By now there are like a billion other things you could read about all the various aspects of Get Out. It was a big hit and it’s chock full of interesting stuff to write about and so the thinkpieces keep on coming. That’s great, because there’s tons to read if you just can’t get the movie out of your head, but it leaves me with little to talk about. Instead, let me tell you about how much fun this movie is. Friends, it’s a blast. If you can get into the level the film is working on, and I’d argue that the opening scene and credits sequence do a fantastic job at getting you onto its level, it’s a fantastic ride to go on. For horror fans, there’re plenty of references to classics of the genre. If you’re here for the social commentary, it’s everywhere and super well done. Key and Peele acolytes will not be surprised by the film’s dedication to looking and feeling like a serious entry into the genre while also participating in other conversations and including some seriously funny bits, but for everybody else, this is like nothing you’ve seen before. It’s scarier than Scream or The Cabin in the Woods, and it’s funnier than something like Invasion of the Body Snatchers, so it’s really the best of all worlds.
The Island of Dr. Moreau – John Frankenheimer
I was surprised when I looked this movie up on IMDB and it said that it actually had a director. It’s, um, terrible. That was on purpose, last week was crazy busy and we wanted to just chill out a bit and watch something bad.

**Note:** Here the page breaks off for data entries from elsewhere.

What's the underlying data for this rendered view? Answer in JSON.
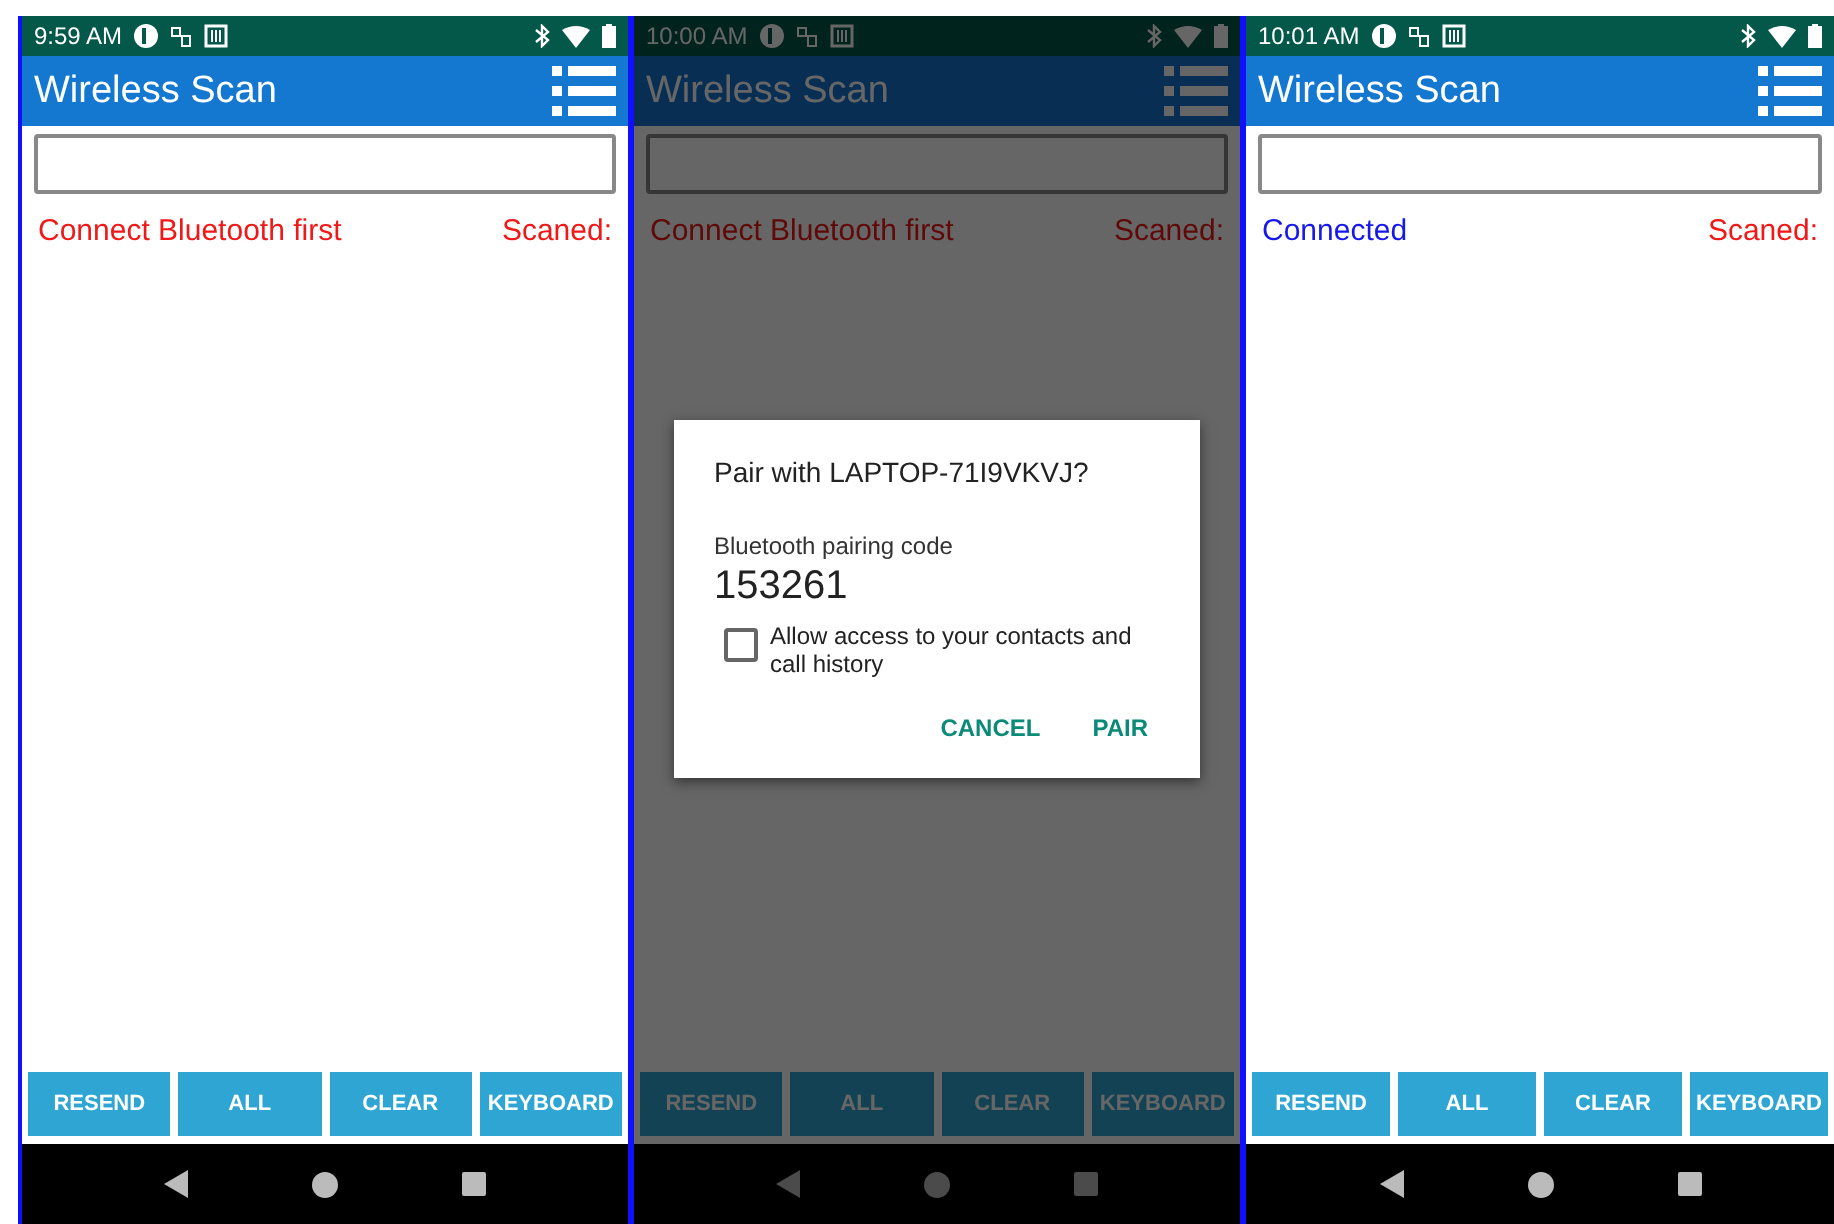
{
  "screens": [
    {
      "status_bar": {
        "time": "9:59 AM"
      },
      "app_bar": {
        "title": "Wireless Scan"
      },
      "connection": {
        "text": "Connect Bluetooth first",
        "connected": false
      },
      "scanned_label": "Scaned:",
      "buttons": [
        "RESEND",
        "ALL",
        "CLEAR",
        "KEYBOARD"
      ],
      "dimmed": false
    },
    {
      "status_bar": {
        "time": "10:00 AM"
      },
      "app_bar": {
        "title": "Wireless Scan"
      },
      "connection": {
        "text": "Connect Bluetooth first",
        "connected": false
      },
      "scanned_label": "Scaned:",
      "buttons": [
        "RESEND",
        "ALL",
        "CLEAR",
        "KEYBOARD"
      ],
      "dimmed": true,
      "dialog": {
        "title": "Pair with LAPTOP-71I9VKVJ?",
        "label": "Bluetooth pairing code",
        "code": "153261",
        "checkbox": {
          "label": "Allow access to your contacts and call history",
          "checked": false
        },
        "buttons": [
          "CANCEL",
          "PAIR"
        ]
      }
    },
    {
      "status_bar": {
        "time": "10:01 AM"
      },
      "app_bar": {
        "title": "Wireless Scan"
      },
      "connection": {
        "text": "Connected",
        "connected": true
      },
      "scanned_label": "Scaned:",
      "buttons": [
        "RESEND",
        "ALL",
        "CLEAR",
        "KEYBOARD"
      ],
      "dimmed": false
    }
  ]
}
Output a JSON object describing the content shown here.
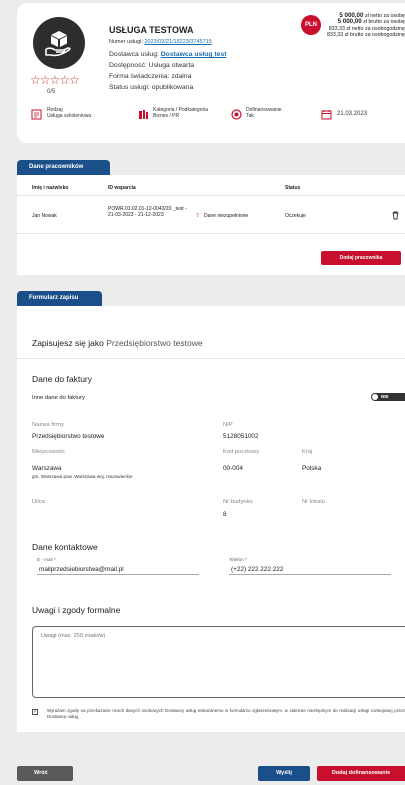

This fit the bill. It tries really hard to be about something intelligent, to say something about violence and human nature. But it is undermined by bad choices and bad acting and bad makeup. Val Kilmer is alternately boring and crazy for attempting a bad Brando impersonation. Brando himself is out there, I’m not sure what the whole thing was supposed to be. It’s a mess. But hey, it’s got David Thewlis in an action hero role, so that’s also terrible. Oh, sorry, that was supposed to be a positive thing. Um, I can’t think of anything, which is why we also watched…
Re-Animator – Stuart Gordon
Although this was technically part of Bad Movie Night, it’s actually quite brilliant because it leans so heavily into the campy badness. Jeffrey Combs and David Gale overact so wildly that they just become magnetic on screen. Combs’ eyebrow- and jaw-work alone would make the film fun, but combine them with Gale’s raspy-whispering decapitated head and you’ve got one bloody good time. It’s kind of Frankenstein-y, though the direct source is a Lovecraft story. The body’s strange convulsions become unknowably horrifying, and then there’s also just a lot of naked flesh. It’s an 80’s version of the story, so nakedness was always going to be a thing, but I think this does some interesting stuff on top of all the titillation. For as low budget as it seems, the film does a remarkable amount with make-up and special effects, especially that magic radioactive-green serum that is featured so prominently.
We’ll be back in two weeks or so after watching Fanny and Alexander, hopefully with a guest post if I can wrangle somebody into writing about it. I’m already writing way too much about it and I need to stop.